Data under study below:
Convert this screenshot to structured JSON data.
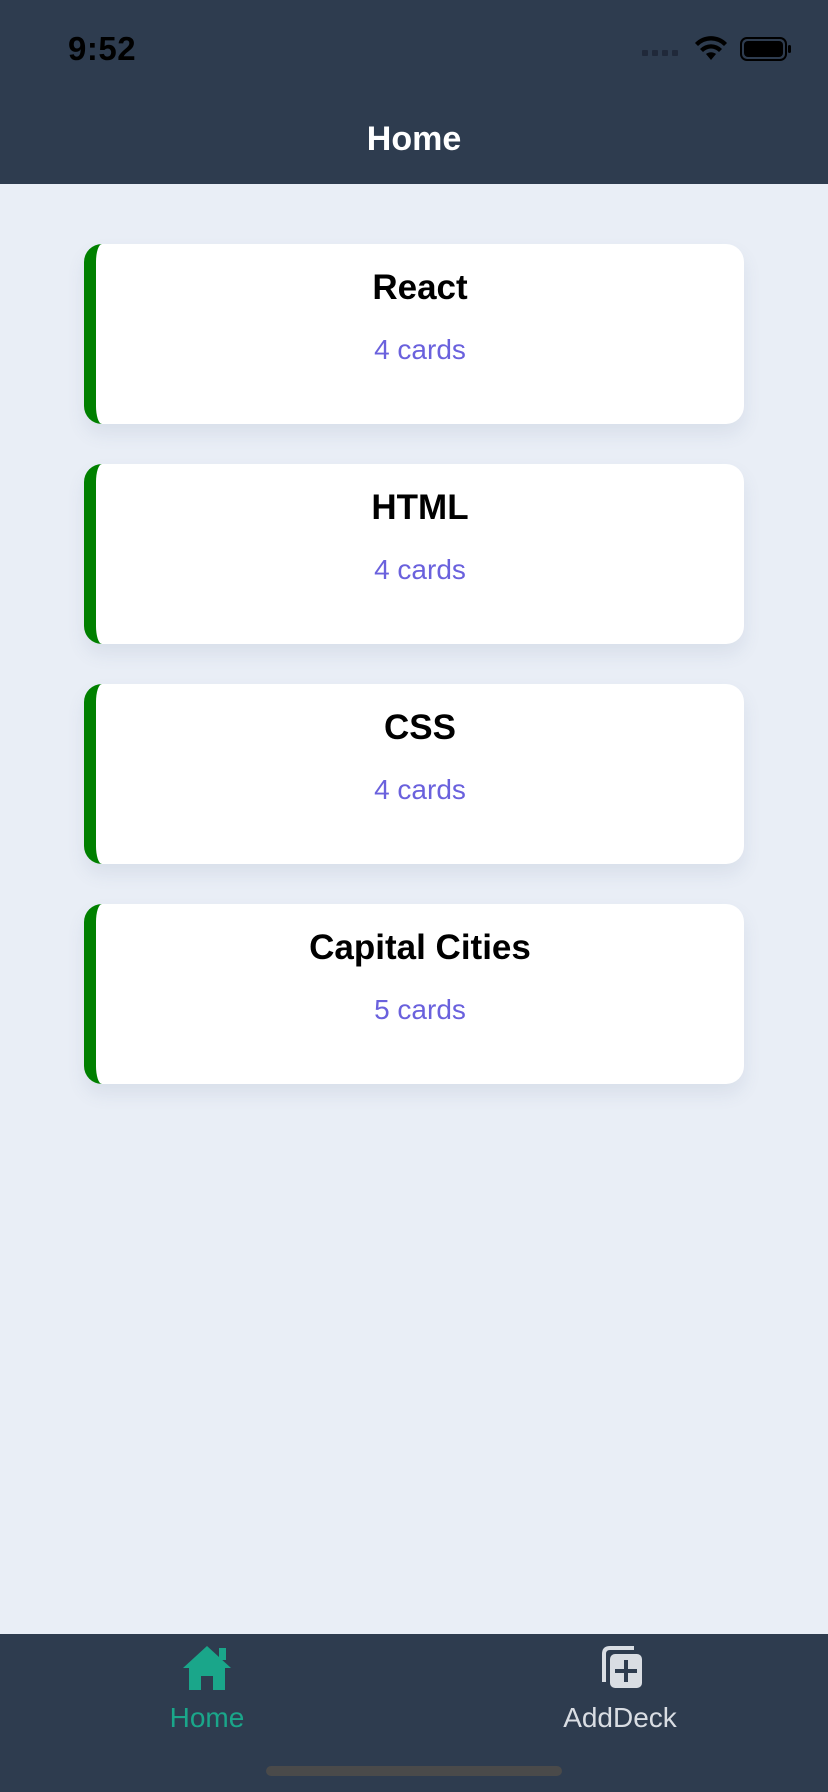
{
  "status_bar": {
    "time": "9:52"
  },
  "header": {
    "title": "Home"
  },
  "decks": [
    {
      "title": "React",
      "count": "4 cards"
    },
    {
      "title": "HTML",
      "count": "4 cards"
    },
    {
      "title": "CSS",
      "count": "4 cards"
    },
    {
      "title": "Capital Cities",
      "count": "5 cards"
    }
  ],
  "tabs": [
    {
      "label": "Home",
      "icon": "home-icon",
      "active": true,
      "color": "#1aa68a"
    },
    {
      "label": "AddDeck",
      "icon": "add-deck-icon",
      "active": false,
      "color": "#d9dde3"
    }
  ],
  "colors": {
    "header_bg": "#2e3c4f",
    "page_bg": "#e9eef6",
    "card_accent": "#008000",
    "count_text": "#6a61dd"
  }
}
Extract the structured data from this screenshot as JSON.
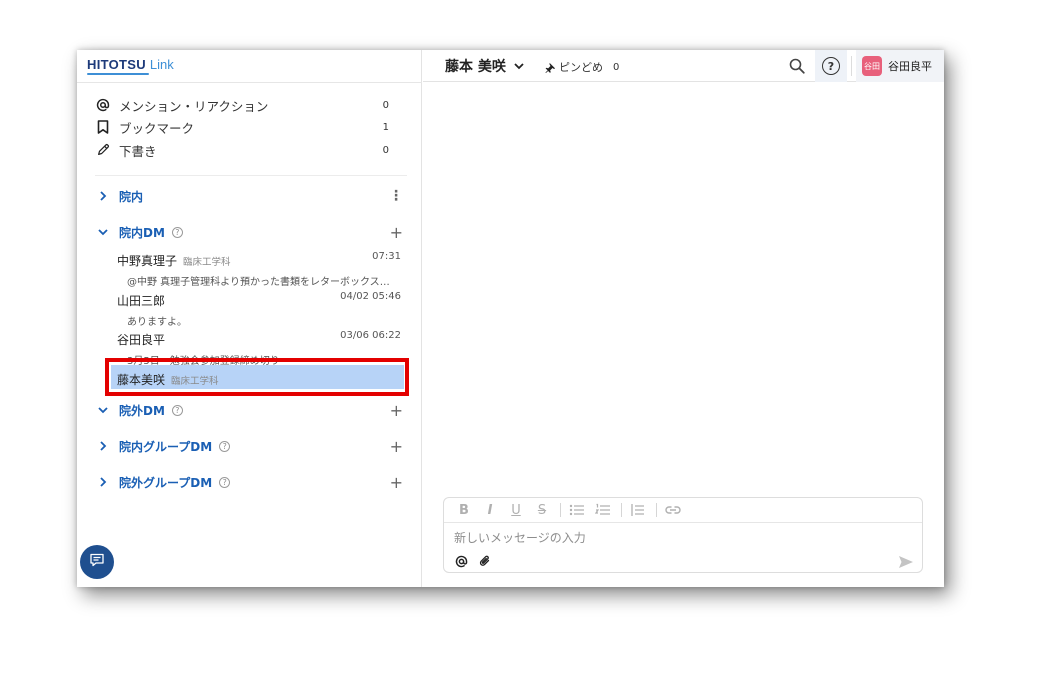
{
  "logo": {
    "main": "HITOTSU",
    "sub": "Link"
  },
  "quick": [
    {
      "label": "メンション・リアクション",
      "count": "0",
      "icon": "at-icon"
    },
    {
      "label": "ブックマーク",
      "count": "1",
      "icon": "bookmark-icon"
    },
    {
      "label": "下書き",
      "count": "0",
      "icon": "pencil-icon"
    }
  ],
  "sections": {
    "innai": {
      "label": "院内",
      "action": "⋮"
    },
    "innai_dm": {
      "label": "院内DM",
      "help": "?",
      "action": "+"
    },
    "ingai_dm": {
      "label": "院外DM",
      "help": "?",
      "action": "+"
    },
    "innai_group": {
      "label": "院内グループDM",
      "help": "?",
      "action": "+"
    },
    "ingai_group": {
      "label": "院外グループDM",
      "help": "?",
      "action": "+"
    }
  },
  "dms": [
    {
      "name": "中野真理子",
      "dept": "臨床工学科",
      "time": "07:31",
      "preview": "@中野 真理子管理科より預かった書類をレターボックスに入れておきました。"
    },
    {
      "name": "山田三郎",
      "dept": "",
      "time": "04/02 05:46",
      "preview": "ありますよ。"
    },
    {
      "name": "谷田良平",
      "dept": "",
      "time": "03/06 06:22",
      "preview": "3月5日　勉強会参加登録締め切り"
    },
    {
      "name": "藤本美咲",
      "dept": "臨床工学科",
      "time": "",
      "preview": ""
    }
  ],
  "header": {
    "title": "藤本 美咲",
    "pin_label": "ピンどめ",
    "pin_count": "0",
    "help": "?",
    "avatar_text": "谷田",
    "username": "谷田良平"
  },
  "composer": {
    "placeholder": "新しいメッセージの入力",
    "value": "",
    "toolbar": {
      "bold": "B",
      "italic": "I",
      "underline": "U",
      "strike": "S"
    }
  },
  "colors": {
    "accent": "#1a5fb4",
    "selected": "#b7d3f7",
    "highlight": "#e30000",
    "avatar": "#e8607b",
    "fab": "#1f4f8f"
  }
}
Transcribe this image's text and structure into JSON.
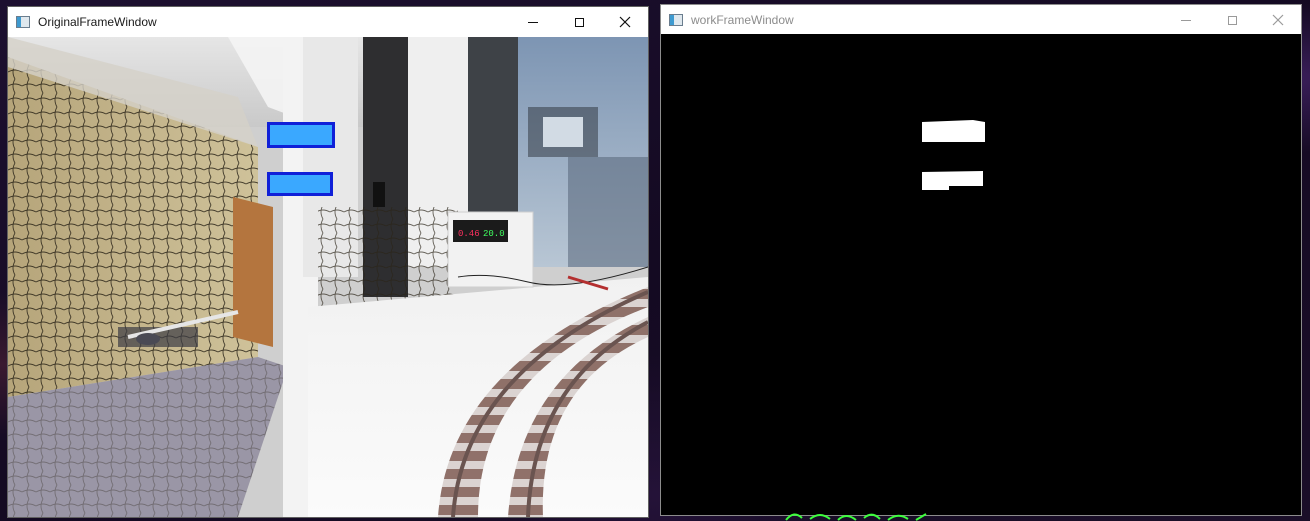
{
  "windows": {
    "original": {
      "title": "OriginalFrameWindow",
      "icon": "opencv-window-icon",
      "controls": {
        "minimize": "minimize-icon",
        "maximize": "maximize-icon",
        "close": "close-icon"
      }
    },
    "work": {
      "title": "workFrameWindow",
      "icon": "opencv-window-icon",
      "controls": {
        "minimize": "minimize-icon",
        "maximize": "maximize-icon",
        "close": "close-icon"
      }
    }
  },
  "camera_scene": {
    "meter_left_reading": "0.46",
    "meter_right_reading": "20.0",
    "detection_box_color": "#3aa8ff",
    "detection_border_color": "#1020d8"
  },
  "colors": {
    "desktop": "#1d1030",
    "mask_background": "#000000",
    "mask_foreground": "#ffffff",
    "taskbar_glow": "#3cff3c"
  }
}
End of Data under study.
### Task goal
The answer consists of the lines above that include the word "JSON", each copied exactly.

### Expected output
Convert this screenshot to structured JSON data.
Extract the structured data from this screenshot as JSON.
Transcribe this image's text and structure into JSON.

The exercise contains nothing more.